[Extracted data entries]
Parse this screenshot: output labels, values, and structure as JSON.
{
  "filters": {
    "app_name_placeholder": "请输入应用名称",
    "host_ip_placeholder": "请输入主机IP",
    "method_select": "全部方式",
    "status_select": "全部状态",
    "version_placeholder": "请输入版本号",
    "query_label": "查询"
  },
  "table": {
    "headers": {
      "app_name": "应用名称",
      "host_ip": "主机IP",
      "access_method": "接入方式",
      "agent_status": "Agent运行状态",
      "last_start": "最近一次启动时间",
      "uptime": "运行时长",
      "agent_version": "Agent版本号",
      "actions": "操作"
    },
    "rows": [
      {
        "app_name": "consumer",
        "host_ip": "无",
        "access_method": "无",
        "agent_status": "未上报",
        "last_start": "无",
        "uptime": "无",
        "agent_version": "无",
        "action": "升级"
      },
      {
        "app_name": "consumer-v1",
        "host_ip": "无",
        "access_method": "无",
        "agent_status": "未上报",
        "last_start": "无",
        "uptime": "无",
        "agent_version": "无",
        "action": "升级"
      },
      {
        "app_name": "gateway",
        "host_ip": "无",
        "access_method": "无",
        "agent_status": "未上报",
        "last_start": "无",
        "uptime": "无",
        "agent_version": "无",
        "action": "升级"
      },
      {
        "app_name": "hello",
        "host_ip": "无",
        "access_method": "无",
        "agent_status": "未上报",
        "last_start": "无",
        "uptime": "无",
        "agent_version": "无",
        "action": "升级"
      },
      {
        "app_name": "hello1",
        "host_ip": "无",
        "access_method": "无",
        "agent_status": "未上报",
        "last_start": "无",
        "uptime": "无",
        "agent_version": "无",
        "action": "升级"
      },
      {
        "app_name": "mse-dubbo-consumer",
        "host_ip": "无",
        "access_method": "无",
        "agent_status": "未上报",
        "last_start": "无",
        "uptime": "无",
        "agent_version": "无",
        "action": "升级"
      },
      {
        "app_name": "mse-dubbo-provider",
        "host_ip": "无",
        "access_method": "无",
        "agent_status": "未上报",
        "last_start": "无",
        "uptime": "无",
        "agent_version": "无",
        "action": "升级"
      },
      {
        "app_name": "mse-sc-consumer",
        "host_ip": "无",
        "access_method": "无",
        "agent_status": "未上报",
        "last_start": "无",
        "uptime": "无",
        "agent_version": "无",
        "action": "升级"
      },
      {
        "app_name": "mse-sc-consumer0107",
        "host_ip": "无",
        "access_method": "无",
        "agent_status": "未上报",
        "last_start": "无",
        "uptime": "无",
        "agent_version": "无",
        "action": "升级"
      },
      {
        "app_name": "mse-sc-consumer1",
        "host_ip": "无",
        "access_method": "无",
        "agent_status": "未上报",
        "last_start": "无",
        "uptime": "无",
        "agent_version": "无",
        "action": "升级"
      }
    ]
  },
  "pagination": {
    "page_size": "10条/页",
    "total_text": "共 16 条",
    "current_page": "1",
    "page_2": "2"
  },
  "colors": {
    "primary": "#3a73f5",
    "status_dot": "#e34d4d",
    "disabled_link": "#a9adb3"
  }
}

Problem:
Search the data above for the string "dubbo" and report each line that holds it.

Result of this exercise:
        "app_name": "mse-dubbo-consumer",
        "app_name": "mse-dubbo-provider",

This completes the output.